*** INFORMATION GIVEN Section Begins ***
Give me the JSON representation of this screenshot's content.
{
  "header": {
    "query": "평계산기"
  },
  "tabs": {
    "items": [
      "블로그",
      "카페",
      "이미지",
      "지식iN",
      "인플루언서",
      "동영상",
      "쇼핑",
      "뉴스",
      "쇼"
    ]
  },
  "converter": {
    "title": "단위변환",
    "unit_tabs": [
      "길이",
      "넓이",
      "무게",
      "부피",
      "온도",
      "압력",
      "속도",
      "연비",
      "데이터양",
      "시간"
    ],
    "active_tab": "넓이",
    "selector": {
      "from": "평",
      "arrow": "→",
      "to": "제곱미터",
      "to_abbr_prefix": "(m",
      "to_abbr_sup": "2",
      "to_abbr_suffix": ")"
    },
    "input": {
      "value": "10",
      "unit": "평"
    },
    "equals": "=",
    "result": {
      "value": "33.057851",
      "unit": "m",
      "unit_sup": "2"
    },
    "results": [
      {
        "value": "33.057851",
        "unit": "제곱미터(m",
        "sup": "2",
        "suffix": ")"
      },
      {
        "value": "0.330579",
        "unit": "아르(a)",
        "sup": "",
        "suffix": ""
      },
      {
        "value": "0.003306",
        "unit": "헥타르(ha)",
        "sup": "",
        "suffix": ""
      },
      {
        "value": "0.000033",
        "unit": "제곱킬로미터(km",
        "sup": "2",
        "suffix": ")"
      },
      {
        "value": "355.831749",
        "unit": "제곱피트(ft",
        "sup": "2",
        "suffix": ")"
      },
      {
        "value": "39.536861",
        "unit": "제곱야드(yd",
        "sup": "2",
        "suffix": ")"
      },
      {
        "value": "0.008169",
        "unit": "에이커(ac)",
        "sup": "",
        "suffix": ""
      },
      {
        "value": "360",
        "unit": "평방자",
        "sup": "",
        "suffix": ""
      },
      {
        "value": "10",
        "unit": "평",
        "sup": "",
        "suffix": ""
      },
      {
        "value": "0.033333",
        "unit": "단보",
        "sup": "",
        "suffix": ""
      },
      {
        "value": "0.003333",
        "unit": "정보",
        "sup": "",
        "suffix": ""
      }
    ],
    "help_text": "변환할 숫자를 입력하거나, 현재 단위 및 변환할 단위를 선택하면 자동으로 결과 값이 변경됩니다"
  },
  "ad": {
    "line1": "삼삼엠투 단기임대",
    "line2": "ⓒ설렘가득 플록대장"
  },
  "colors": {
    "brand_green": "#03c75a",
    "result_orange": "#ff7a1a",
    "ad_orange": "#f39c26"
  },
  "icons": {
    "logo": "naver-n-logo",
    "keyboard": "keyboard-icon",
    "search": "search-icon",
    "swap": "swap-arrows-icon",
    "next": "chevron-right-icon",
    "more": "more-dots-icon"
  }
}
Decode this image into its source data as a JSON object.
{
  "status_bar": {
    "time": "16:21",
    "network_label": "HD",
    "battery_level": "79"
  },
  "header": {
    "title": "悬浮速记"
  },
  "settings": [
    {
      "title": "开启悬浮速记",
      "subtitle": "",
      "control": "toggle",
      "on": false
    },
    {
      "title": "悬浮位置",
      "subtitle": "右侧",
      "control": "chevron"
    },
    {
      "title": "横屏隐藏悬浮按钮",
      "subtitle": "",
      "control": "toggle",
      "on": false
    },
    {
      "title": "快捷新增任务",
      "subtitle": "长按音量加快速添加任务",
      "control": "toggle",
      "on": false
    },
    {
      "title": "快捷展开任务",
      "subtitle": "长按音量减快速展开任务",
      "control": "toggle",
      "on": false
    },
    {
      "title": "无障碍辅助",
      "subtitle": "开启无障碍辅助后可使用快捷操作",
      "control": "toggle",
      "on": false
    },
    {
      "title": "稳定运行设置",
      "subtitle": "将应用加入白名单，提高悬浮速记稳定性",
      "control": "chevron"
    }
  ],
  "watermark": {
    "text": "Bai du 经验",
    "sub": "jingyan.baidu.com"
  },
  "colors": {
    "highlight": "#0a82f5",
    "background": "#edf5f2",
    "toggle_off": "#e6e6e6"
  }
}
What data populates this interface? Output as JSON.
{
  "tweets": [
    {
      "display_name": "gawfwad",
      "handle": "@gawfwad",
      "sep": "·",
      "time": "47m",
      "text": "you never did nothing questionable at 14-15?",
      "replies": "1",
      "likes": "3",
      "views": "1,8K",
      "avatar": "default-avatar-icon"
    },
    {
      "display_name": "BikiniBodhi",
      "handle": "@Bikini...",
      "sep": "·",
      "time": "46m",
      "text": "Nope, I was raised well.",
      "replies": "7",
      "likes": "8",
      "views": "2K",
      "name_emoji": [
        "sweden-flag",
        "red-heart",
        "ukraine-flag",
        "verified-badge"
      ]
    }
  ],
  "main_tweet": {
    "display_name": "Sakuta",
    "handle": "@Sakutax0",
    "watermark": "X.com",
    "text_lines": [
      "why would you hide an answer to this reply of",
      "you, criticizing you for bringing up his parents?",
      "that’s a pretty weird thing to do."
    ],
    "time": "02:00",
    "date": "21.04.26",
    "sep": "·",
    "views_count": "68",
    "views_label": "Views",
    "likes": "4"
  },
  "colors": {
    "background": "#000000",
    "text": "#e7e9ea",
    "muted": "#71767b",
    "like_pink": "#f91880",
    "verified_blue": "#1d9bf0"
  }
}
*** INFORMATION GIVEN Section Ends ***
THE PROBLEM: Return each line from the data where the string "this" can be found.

TASK OUTPUT:
Give me the JSON representation of this screenshot's content.
Decode this image into its source data as a JSON object.
What data populates this interface? Output as JSON.
      "why would you hide an answer to this reply of",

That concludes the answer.